↓↓↓

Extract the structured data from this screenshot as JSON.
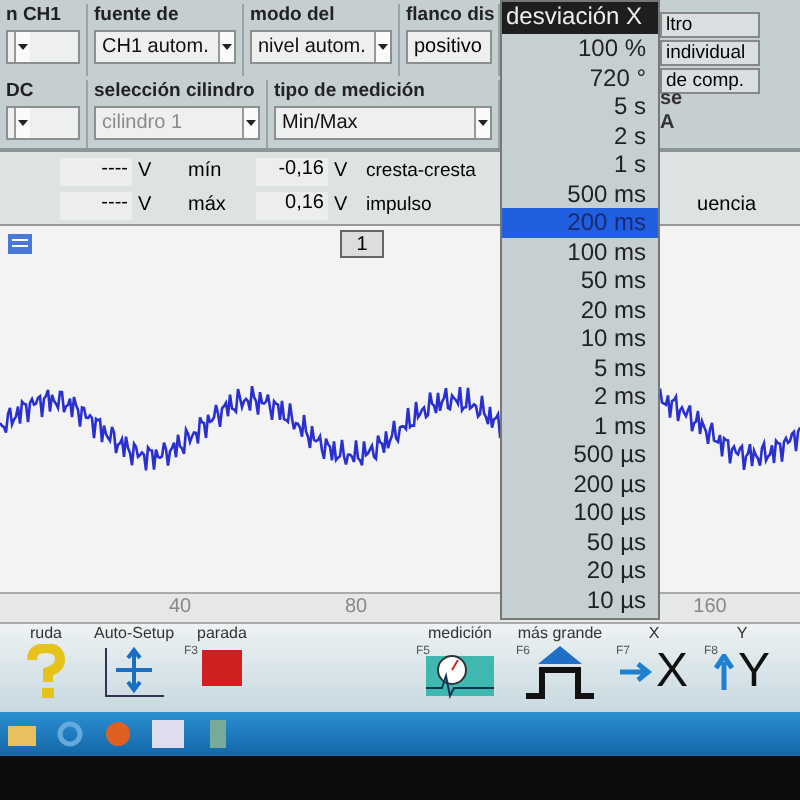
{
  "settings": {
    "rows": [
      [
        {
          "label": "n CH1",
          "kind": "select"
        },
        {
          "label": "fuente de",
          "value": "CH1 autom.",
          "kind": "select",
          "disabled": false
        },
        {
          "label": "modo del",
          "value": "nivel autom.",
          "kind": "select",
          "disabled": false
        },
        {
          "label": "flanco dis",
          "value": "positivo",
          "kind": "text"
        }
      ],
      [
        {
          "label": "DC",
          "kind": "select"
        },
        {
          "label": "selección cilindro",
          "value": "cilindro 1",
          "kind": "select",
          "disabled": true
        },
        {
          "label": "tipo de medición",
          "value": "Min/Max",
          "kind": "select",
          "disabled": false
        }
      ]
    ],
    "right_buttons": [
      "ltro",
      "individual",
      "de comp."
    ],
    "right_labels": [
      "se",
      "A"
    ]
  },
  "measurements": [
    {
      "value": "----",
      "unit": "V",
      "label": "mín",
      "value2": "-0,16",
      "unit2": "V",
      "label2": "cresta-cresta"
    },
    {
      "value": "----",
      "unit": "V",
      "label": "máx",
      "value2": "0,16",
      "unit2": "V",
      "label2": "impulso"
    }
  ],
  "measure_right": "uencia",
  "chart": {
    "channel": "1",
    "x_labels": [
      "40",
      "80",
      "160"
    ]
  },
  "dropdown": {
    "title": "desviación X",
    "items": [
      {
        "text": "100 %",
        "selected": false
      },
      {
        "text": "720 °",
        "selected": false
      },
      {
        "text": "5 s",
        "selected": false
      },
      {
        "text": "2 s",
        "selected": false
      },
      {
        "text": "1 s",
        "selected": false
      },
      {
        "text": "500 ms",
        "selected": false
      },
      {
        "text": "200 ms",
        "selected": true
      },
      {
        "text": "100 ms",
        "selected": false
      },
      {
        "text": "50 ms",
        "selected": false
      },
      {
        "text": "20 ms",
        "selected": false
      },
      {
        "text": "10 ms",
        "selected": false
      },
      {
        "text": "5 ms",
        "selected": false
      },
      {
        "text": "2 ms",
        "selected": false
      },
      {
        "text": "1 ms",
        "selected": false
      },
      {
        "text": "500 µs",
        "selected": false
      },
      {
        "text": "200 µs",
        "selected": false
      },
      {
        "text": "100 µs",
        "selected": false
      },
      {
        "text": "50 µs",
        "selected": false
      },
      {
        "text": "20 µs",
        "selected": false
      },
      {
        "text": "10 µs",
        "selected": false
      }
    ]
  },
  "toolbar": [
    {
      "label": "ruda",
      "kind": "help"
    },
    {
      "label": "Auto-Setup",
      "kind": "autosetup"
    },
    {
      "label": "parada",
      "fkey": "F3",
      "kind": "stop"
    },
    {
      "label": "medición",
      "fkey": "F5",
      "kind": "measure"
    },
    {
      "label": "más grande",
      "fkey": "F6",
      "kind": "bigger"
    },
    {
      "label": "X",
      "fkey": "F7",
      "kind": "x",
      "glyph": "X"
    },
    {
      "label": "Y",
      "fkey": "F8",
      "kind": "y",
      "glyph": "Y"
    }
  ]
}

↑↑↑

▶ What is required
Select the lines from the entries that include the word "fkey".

▶ Response
      "fkey": "F3",
      "fkey": "F5",
      "fkey": "F6",
      "fkey": "F7",
      "fkey": "F8",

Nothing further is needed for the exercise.